Whether you decide to purchase or adopt your dog, it is never recommended to bring a dog with any sort of aggression issues into a home with children. Depending on the level and type of aggression, some dogs with slight aggression issues can be placed in appropriate and experienced homes without children. Training an aggressive dog should be done with caution. Aggression cannot be “trained” out of the majority of dogs and training usually consists of training the owner how to avoid and deal with potential aggression triggers. Sometimes the best option for the owner and the dog is humane euthanasia.
GOOD QUESTIONS TO ASK WHILE SEARCHING FOR A DOG
How old is the dog?
- Age can factor into how the dog may behave
- Different breeds age differently. A 7-year old Chihuahua is very different than a 7-year old lab.
- With age dogs suffer from age related health conditions
- How many years would you possibly own the dog?
How shy or assertive is the dog?
- Try to match your household. A shy dog may not be a great match for a noisy house and an assertive dog may be too much for some families.
- Dogs also prefer to live with families that suit their personalities. A shy dog will be extremely unhappy living with a loud family with young children that may scare them.
How is the dog around children?
- Even if you don’t personally have children in the house, consider if children will be visiting you Will you have to lock the dog up every time the grandchildren visit?
- Do you personally plan on having children?
What would be the dog’s exercise requirements?
- How much of your day will consist of making sure the dog gets proper exercise?
- Are you willing to find activities to keep an active dog happy?
- Be realistic. If you are not a jogger, don’t think you will suddenly take up jogging so you can jog with your dog.
What would be the dog’s grooming requirements?
- How often will the dog need to be groomed?
- What is the cost per grooming visit for that particular breed?
- *If not properly groomed and maintained, a dog can get matted which is very painful for the dog.
What are the training recommendations for this particular dog?
- Does the dog already know basic commands?
- Does the dog need additional training?
- Does the dog need specialized training for behavior issues?
- Do I need to consult a trainer that specializes in the breed I have selected?

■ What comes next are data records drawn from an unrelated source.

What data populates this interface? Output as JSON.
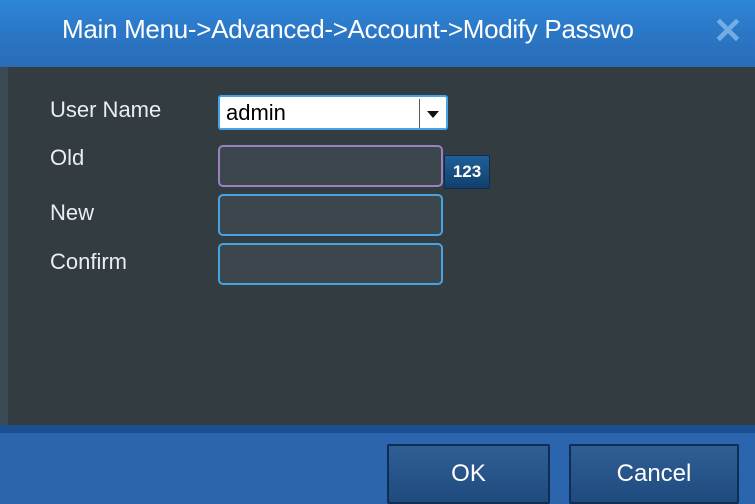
{
  "window": {
    "title": "Main Menu->Advanced->Account->Modify Passwo",
    "close_symbol": "✕"
  },
  "form": {
    "user_name_label": "User Name",
    "user_name_value": "admin",
    "old_label": "Old",
    "new_label": "New",
    "confirm_label": "Confirm",
    "old_value": "",
    "new_value": "",
    "confirm_value": "",
    "input_mode_label": "123"
  },
  "footer": {
    "ok_label": "OK",
    "cancel_label": "Cancel"
  },
  "colors": {
    "titlebar": "#2b78c8",
    "field_border": "#46a3e4",
    "focused_field_border": "#9a82c0",
    "footer": "#2b65ae"
  },
  "icons": {
    "close": "close-icon",
    "dropdown": "chevron-down-icon"
  }
}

What are the medical needs of the dog?
- The cost of yearly care
- Conditions and ailments common for the breed?
- Age related medical needs
Selecting the right dog can bring endless love and joy to a family. Selecting a dog that does not fit your family needs can be stressful for both the family and the dog. Think carefully and research thoroughly before making a final selection. This will be a member of your family for an average of 10-15 years.

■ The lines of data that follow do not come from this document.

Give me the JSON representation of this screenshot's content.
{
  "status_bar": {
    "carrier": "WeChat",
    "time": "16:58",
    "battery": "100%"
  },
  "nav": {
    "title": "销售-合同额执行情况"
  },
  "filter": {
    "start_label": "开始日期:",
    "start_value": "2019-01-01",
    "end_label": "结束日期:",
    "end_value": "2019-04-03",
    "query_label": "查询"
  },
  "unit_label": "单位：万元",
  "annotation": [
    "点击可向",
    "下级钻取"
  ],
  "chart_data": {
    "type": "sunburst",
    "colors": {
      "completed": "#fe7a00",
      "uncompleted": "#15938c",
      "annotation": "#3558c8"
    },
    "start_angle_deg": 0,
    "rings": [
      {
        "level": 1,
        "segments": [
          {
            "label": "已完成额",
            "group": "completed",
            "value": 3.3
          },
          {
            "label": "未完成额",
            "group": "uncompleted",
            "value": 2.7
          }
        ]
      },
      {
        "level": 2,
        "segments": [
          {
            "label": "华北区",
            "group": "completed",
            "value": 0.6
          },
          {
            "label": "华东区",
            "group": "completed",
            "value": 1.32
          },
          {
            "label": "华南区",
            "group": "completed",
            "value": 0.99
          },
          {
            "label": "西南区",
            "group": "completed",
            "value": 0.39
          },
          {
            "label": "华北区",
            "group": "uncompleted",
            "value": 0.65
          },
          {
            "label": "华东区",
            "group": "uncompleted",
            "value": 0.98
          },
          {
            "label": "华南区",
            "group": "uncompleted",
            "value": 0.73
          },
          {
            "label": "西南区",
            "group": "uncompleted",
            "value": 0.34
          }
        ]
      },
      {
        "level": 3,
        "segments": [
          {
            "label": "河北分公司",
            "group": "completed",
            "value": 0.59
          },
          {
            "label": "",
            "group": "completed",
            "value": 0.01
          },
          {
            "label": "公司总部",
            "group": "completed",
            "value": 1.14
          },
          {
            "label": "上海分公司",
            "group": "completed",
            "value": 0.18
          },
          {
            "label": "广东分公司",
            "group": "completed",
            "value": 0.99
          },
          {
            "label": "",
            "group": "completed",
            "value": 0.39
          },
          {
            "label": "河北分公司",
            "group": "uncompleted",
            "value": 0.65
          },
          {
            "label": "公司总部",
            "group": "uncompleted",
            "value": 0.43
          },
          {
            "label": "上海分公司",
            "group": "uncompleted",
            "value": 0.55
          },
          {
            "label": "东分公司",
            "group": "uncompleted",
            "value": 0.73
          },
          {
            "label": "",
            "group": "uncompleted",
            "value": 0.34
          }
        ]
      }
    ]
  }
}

https://www.youtube.com/watch?v=DEwbe2O9328 8:43 shows exactly why people need to be wise about what kind of dog they’re getting. In this video, the mother calls the dog over and it runs right into their 2 year old and knocks him over. People always say, “oh how likely is it that a dog will knock a kid over?”. It’s very likely if the dog is just charging forward with no care in the world, which most large breeds tend to do. All of that “bouncy, goofball” (as they call it), behavior big dog owners love is dangerous. This is why I say, no big dogs when you have children smaller than them.
I can understand if people have a size preference for their dog, because I do as well. But sometimes we need to sacrifice some things for the safety of your families. Getting a small breed when you have a small child is a sacrifice that’ll prevent a lot of injuries and stress in the future.